[DATASET RECORDS — start]

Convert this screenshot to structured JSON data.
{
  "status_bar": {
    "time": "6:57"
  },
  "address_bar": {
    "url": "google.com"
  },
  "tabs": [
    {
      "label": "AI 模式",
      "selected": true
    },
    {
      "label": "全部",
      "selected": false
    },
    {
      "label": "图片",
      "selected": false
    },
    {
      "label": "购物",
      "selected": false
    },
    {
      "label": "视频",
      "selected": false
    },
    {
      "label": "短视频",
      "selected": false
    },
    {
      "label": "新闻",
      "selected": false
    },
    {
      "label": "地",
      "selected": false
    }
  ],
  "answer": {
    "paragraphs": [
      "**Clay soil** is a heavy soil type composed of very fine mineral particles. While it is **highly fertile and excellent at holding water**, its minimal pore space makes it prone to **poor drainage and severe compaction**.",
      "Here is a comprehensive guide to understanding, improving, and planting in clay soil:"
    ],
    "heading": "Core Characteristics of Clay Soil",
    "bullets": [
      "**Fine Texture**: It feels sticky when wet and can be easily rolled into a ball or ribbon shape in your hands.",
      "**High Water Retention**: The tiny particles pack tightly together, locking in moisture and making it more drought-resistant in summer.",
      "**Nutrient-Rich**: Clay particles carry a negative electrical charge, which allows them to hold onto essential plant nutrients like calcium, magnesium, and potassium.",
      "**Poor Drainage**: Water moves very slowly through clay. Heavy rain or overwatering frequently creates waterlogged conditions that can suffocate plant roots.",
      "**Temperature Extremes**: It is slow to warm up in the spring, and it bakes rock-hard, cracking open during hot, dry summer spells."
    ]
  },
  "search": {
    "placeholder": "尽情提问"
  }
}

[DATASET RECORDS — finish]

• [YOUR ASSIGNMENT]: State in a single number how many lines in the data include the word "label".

• [TASK RESPONSE]: 8